- User Since
- Aug 2 2016, 1:41 AM (163 w, 5 d)
Sep 27 2016
I went ahead and implemented the aforementioned 32-bit block cipher, and the implementation is available here. It's relatively performant, getting about a million encryptions per second; that should be enough, especially given that this is only used when a socket is first opened.
Sep 8 2016
I've now added Debian packaging support to the actual filter. Both packages install correctly and work well.
Sep 7 2016
A similar designed cipher is DJB's Salsa20/ChaCha20. Very fast and recently RFC'd. He's known for making crypto libs that are dead easy to use by software programmers to avoid fudged implementations.
Sep 2 2016
I've created some bash scripts to create a Debian package for kti/python-netfilterqueue. They're available in this GitHub repository, and I've uploaded a version of the package created on my Debian Jessie system here. There are still a few issues I'll be resolving in the coming days, including the lack of a source package, but it's overall completely functional.
Aug 30 2016
Should we reach out to Steven first and see if he can give us code?
Aug 28 2016

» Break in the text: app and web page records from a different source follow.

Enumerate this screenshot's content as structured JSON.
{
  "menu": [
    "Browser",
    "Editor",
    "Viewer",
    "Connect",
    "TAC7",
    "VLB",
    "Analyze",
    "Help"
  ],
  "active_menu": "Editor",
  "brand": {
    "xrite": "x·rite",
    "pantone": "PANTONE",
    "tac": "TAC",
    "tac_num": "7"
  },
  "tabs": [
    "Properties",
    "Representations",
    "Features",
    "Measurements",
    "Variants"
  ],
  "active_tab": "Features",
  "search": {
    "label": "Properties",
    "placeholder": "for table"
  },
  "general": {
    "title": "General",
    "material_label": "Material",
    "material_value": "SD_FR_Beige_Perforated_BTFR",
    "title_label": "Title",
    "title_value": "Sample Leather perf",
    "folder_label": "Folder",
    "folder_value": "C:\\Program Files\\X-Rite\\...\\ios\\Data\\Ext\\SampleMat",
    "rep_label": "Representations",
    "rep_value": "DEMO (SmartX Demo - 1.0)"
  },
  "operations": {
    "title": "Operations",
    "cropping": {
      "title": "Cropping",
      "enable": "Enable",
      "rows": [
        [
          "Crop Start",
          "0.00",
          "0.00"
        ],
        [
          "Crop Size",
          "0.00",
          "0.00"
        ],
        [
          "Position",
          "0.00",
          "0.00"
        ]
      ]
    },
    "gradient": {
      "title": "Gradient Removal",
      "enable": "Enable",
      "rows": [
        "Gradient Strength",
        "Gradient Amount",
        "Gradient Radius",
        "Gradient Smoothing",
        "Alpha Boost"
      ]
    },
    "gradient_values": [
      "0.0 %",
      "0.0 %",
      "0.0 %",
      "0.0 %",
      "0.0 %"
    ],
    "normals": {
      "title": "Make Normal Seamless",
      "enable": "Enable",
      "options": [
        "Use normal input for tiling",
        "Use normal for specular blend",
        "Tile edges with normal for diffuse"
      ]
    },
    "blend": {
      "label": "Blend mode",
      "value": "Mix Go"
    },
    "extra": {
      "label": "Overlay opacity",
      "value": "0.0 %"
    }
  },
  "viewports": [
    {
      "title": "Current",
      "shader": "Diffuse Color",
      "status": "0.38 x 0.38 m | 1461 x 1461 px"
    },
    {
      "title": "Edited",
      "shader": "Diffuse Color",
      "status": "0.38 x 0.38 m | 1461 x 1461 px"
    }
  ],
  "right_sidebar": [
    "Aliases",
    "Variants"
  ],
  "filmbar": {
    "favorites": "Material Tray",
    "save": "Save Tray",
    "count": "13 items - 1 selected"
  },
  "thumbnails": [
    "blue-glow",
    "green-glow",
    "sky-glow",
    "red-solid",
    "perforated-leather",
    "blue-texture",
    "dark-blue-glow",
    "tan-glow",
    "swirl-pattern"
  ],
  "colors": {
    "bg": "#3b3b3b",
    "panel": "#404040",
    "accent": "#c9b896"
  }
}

The network based ones are very dangerous because the artificial signals created on the machine leak in the network traffic which is immediately observable and collected by a network GPA.
Aug 26 2016
The first mitigation that comes to mind is to, similarly to T530, queue up all keyboard input events over a period of time (say, 30 milliseconds), and then process them all at once.
Aug 24 2016
The Debian package you mentioned is actually a completely different library serving the same purpose. I'll probably end up porting my code over to use that
Aug 22 2016
Could it be replaced with the Debian package python-nfqueue? Is it the same?
Aug 19 2016
Aug 10 2016
Would it be correct to say that the fix developed also defends against the earlier attack described by Steven Murdoch?
Aug 8 2016
We would like your feedback on the TCP ISN attack/mitigation info (or on the covert channel attack in general) on the wiki page.
Aug 6 2016
Can you please implement the same protections for IPv6/ICMP6 if its not too much work.
Aug 4 2016
After looking at the netem documentation I'm pretty sure there is something here we can use.
Aug 3 2016
I would also point out that, to disable c-states in a hypervised environment, we'd need the co-operation of either the hypervisor, or every single guest (I think; correct me if I'm wrong). My understanding is that, in most Whonix configurations, the hypervisor would be beyond Whonix's control; in a lot of configurations (such as Qubes), Whonix likely wouldn't even control the majority of guests (again, correct me if I'm wrong). Is there a way to get around this?